Information =

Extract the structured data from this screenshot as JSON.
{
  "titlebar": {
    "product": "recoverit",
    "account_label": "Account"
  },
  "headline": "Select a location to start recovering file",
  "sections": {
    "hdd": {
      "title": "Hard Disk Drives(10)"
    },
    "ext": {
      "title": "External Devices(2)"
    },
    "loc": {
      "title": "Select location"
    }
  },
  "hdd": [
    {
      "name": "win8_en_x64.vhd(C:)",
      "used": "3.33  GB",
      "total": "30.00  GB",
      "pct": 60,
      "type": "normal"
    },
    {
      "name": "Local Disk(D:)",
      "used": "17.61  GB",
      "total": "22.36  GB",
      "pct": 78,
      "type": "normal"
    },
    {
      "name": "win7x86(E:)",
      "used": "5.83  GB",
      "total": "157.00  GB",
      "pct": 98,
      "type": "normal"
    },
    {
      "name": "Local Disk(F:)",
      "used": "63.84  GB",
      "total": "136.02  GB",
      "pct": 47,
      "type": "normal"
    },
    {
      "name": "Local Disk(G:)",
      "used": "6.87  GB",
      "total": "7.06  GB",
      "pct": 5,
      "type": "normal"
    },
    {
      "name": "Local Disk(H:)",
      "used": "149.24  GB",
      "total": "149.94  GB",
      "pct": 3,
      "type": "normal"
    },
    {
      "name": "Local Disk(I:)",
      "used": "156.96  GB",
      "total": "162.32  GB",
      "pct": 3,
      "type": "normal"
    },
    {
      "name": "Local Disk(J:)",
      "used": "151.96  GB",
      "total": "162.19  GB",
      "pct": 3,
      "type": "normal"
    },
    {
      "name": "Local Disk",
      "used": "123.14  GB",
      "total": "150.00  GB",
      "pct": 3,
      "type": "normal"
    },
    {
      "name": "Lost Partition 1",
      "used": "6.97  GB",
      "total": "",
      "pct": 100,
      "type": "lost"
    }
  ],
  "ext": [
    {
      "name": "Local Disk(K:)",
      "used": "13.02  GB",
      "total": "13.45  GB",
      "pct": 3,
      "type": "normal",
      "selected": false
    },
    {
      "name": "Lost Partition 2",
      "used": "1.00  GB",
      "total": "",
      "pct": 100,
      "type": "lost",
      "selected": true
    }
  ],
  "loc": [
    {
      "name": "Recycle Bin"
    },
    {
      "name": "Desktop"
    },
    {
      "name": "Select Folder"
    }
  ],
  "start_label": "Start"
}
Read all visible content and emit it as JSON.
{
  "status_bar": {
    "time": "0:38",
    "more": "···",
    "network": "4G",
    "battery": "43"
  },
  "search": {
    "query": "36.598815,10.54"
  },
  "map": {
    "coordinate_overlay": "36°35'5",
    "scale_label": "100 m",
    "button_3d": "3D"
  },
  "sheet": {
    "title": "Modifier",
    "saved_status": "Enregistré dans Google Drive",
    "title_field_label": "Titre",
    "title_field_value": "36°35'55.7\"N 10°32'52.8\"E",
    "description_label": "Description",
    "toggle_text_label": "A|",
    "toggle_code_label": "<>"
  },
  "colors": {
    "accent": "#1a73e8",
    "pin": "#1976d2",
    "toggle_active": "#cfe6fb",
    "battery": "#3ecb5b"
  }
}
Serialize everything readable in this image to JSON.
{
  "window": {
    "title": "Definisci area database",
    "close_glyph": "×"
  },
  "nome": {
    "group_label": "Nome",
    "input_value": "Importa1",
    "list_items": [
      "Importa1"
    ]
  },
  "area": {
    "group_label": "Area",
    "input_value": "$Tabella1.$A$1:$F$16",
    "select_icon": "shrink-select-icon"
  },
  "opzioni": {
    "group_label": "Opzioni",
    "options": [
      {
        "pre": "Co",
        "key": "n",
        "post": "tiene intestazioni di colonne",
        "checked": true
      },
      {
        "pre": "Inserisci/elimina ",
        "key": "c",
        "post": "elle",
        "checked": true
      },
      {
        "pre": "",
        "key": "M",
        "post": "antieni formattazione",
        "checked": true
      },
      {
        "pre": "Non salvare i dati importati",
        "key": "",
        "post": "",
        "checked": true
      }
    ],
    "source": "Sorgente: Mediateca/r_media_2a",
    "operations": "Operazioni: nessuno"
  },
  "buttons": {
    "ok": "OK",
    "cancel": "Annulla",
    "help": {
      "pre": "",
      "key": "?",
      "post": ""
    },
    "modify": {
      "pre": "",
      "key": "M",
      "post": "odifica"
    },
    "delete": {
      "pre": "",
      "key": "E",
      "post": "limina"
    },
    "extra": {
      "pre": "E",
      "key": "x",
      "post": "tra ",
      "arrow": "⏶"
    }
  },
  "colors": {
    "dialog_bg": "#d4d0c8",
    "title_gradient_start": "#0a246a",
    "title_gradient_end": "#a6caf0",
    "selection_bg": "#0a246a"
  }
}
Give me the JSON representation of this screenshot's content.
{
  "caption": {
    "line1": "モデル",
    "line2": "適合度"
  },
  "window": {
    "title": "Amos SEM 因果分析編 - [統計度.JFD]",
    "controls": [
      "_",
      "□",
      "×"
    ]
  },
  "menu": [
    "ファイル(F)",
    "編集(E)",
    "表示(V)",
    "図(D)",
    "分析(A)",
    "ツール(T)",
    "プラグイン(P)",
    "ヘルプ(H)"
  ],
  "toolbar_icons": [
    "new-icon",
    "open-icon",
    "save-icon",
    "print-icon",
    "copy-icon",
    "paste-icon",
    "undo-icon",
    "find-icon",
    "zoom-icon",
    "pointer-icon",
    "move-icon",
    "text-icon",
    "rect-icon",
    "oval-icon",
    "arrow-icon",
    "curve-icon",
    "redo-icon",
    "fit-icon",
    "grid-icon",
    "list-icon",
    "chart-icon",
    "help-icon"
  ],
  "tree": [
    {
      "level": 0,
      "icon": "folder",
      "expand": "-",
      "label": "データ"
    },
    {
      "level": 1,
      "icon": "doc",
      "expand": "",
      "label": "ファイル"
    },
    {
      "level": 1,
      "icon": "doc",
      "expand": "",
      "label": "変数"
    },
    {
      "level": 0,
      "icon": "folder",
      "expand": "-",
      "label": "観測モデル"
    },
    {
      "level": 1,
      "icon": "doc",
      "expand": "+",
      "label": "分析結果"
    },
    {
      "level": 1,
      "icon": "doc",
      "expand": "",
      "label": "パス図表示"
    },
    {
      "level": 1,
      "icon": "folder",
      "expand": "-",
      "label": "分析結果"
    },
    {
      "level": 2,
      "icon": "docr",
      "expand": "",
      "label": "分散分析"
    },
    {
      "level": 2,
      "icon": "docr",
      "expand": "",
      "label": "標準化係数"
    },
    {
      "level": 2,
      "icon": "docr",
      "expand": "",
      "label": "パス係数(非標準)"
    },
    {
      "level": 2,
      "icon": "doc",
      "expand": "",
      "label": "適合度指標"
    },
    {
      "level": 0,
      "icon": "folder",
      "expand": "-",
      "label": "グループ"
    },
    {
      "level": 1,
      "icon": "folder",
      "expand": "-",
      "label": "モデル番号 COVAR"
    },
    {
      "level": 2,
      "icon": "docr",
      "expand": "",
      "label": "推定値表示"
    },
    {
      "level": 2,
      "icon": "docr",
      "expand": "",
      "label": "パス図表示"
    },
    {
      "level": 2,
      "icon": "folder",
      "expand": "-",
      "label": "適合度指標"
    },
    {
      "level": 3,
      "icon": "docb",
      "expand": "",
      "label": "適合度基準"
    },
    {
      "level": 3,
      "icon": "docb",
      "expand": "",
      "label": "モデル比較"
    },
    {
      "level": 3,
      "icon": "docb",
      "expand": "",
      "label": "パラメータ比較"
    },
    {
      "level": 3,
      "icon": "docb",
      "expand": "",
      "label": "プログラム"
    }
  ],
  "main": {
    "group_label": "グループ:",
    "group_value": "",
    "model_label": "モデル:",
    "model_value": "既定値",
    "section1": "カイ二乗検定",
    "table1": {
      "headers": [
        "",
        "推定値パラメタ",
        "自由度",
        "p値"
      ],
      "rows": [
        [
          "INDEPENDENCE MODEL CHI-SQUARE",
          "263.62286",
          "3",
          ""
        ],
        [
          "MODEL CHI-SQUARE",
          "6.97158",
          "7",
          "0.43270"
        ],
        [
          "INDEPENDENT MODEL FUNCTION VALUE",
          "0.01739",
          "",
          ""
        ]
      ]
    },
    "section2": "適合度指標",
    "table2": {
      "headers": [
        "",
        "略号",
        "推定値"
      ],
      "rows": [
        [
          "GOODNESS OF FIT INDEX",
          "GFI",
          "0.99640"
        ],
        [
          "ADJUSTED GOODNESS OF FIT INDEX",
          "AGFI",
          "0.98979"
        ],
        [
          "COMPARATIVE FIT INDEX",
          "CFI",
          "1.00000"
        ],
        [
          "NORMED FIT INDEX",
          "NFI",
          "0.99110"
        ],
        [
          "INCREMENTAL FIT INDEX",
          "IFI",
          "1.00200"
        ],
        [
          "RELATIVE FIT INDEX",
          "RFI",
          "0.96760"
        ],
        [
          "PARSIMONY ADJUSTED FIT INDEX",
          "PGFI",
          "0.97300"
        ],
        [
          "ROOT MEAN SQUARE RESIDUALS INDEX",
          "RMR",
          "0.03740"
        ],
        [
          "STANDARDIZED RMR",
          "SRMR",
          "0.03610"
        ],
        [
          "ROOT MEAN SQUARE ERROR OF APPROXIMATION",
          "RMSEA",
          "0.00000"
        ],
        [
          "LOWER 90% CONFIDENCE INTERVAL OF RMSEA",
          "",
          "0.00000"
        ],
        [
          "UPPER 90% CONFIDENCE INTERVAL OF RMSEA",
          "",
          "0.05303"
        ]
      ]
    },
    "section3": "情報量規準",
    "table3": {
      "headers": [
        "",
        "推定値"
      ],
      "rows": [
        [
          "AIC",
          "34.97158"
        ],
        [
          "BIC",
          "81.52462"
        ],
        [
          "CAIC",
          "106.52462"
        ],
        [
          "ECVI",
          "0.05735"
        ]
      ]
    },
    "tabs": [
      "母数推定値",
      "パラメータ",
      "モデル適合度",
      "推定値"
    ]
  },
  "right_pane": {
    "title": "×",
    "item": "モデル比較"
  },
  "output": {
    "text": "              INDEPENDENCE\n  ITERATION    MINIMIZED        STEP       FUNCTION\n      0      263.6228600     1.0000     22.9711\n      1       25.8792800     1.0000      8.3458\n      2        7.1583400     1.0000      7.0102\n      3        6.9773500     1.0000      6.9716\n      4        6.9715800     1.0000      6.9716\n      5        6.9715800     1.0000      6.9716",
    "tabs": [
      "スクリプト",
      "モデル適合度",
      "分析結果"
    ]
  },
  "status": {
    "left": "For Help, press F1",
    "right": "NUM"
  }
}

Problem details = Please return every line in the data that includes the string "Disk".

Output for this exercise =
      "title": "Hard Disk Drives(10)"
      "name": "Local Disk(D:)",
      "name": "Local Disk(F:)",
      "name": "Local Disk(G:)",
      "name": "Local Disk(H:)",
      "name": "Local Disk(I:)",
      "name": "Local Disk(J:)",
      "name": "Local Disk",
      "name": "Local Disk(K:)",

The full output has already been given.